The problem — Without including the pictures, copy each line below exactly as it reads.

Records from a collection
============================================================

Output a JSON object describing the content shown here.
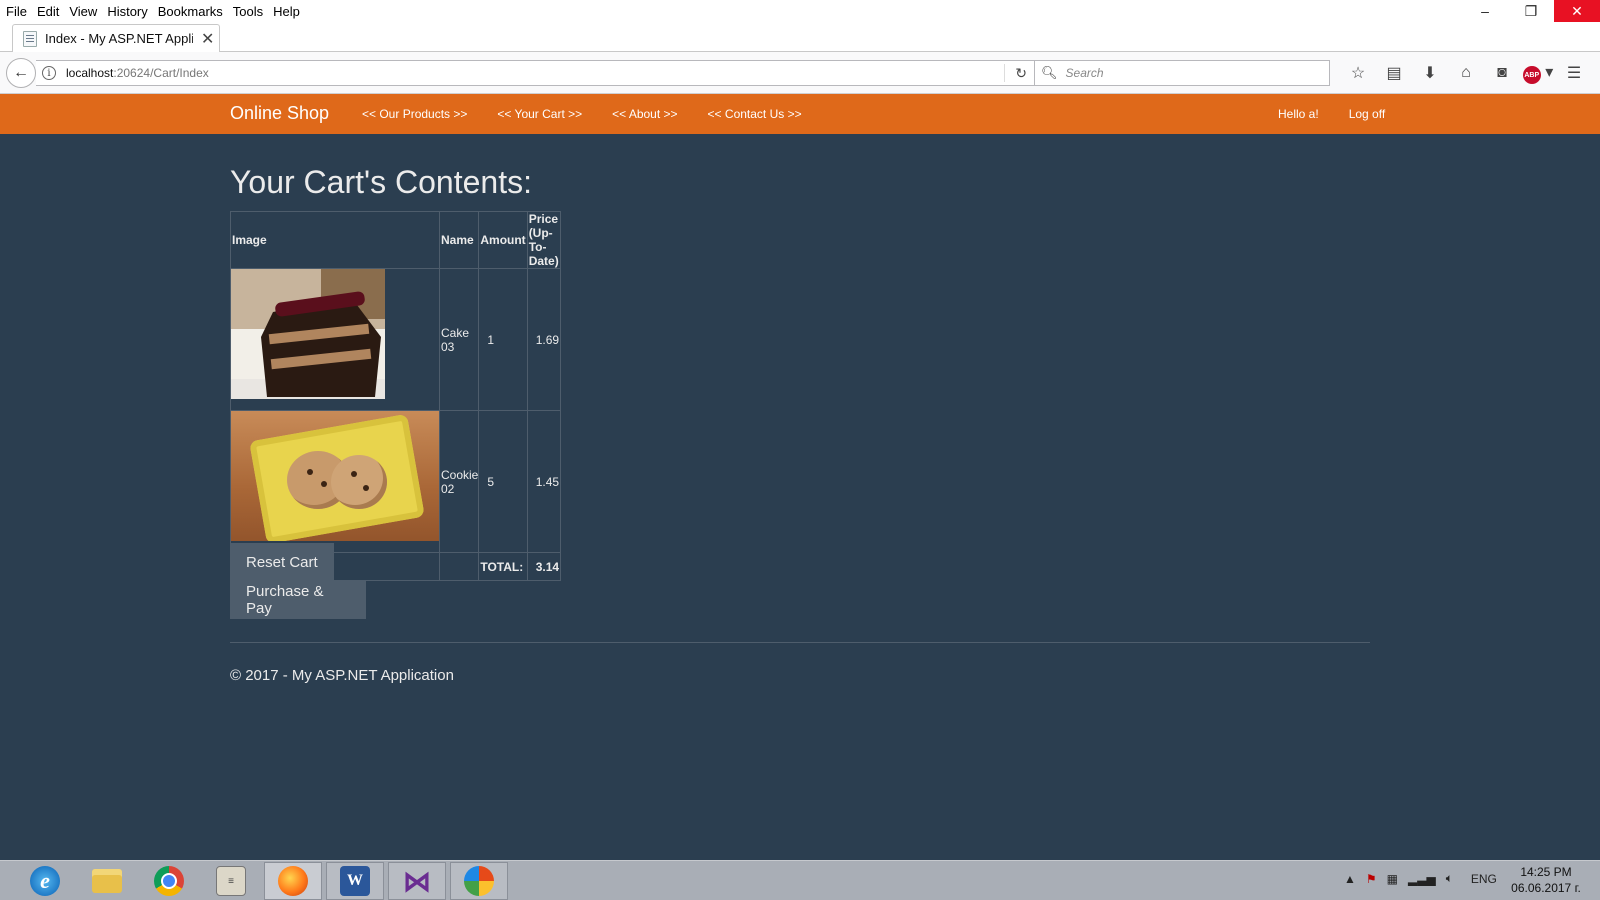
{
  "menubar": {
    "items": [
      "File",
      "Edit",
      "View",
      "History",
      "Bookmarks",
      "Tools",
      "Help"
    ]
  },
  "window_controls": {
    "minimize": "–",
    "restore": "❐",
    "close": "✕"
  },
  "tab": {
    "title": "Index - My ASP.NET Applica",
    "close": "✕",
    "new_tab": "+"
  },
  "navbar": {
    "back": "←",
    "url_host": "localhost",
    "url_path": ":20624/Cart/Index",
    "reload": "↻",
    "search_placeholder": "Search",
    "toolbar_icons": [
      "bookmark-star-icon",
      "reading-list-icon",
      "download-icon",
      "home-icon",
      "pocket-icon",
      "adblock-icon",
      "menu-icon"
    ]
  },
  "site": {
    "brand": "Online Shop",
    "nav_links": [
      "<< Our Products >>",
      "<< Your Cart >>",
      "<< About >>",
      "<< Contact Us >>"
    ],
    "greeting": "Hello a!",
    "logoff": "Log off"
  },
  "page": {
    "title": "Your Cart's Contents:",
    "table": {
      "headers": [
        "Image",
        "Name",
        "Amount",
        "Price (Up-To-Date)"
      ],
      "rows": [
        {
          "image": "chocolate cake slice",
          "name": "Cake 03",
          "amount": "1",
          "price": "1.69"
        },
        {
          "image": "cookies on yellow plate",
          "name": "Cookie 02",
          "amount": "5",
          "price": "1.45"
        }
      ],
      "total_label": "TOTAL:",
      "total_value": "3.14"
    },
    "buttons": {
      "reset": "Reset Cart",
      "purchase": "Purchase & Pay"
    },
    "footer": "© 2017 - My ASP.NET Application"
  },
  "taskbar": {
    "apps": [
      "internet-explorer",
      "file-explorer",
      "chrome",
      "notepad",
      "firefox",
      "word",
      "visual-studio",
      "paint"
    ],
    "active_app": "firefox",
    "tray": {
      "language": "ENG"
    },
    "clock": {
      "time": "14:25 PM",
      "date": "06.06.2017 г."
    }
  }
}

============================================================

The completed task —
Output a JSON object describing the content shown here.
{
  "menubar": {
    "items": [
      "File",
      "Edit",
      "View",
      "History",
      "Bookmarks",
      "Tools",
      "Help"
    ]
  },
  "window_controls": {
    "minimize": "–",
    "restore": "❐",
    "close": "✕"
  },
  "tab": {
    "title": "Index - My ASP.NET Applica",
    "close": "✕",
    "new_tab": "+"
  },
  "navbar": {
    "back": "←",
    "url_host": "localhost",
    "url_path": ":20624/Cart/Index",
    "reload": "↻",
    "search_placeholder": "Search",
    "toolbar_icons": [
      "bookmark-star-icon",
      "reading-list-icon",
      "download-icon",
      "home-icon",
      "pocket-icon",
      "adblock-icon",
      "menu-icon"
    ]
  },
  "site": {
    "brand": "Online Shop",
    "nav_links": [
      "<< Our Products >>",
      "<< Your Cart >>",
      "<< About >>",
      "<< Contact Us >>"
    ],
    "greeting": "Hello a!",
    "logoff": "Log off"
  },
  "page": {
    "title": "Your Cart's Contents:",
    "table": {
      "headers": [
        "Image",
        "Name",
        "Amount",
        "Price (Up-To-Date)"
      ],
      "rows": [
        {
          "image": "chocolate cake slice",
          "name": "Cake 03",
          "amount": "1",
          "price": "1.69"
        },
        {
          "image": "cookies on yellow plate",
          "name": "Cookie 02",
          "amount": "5",
          "price": "1.45"
        }
      ],
      "total_label": "TOTAL:",
      "total_value": "3.14"
    },
    "buttons": {
      "reset": "Reset Cart",
      "purchase": "Purchase & Pay"
    },
    "footer": "© 2017 - My ASP.NET Application"
  },
  "taskbar": {
    "apps": [
      "internet-explorer",
      "file-explorer",
      "chrome",
      "notepad",
      "firefox",
      "word",
      "visual-studio",
      "paint"
    ],
    "active_app": "firefox",
    "tray": {
      "language": "ENG"
    },
    "clock": {
      "time": "14:25 PM",
      "date": "06.06.2017 г."
    }
  }
}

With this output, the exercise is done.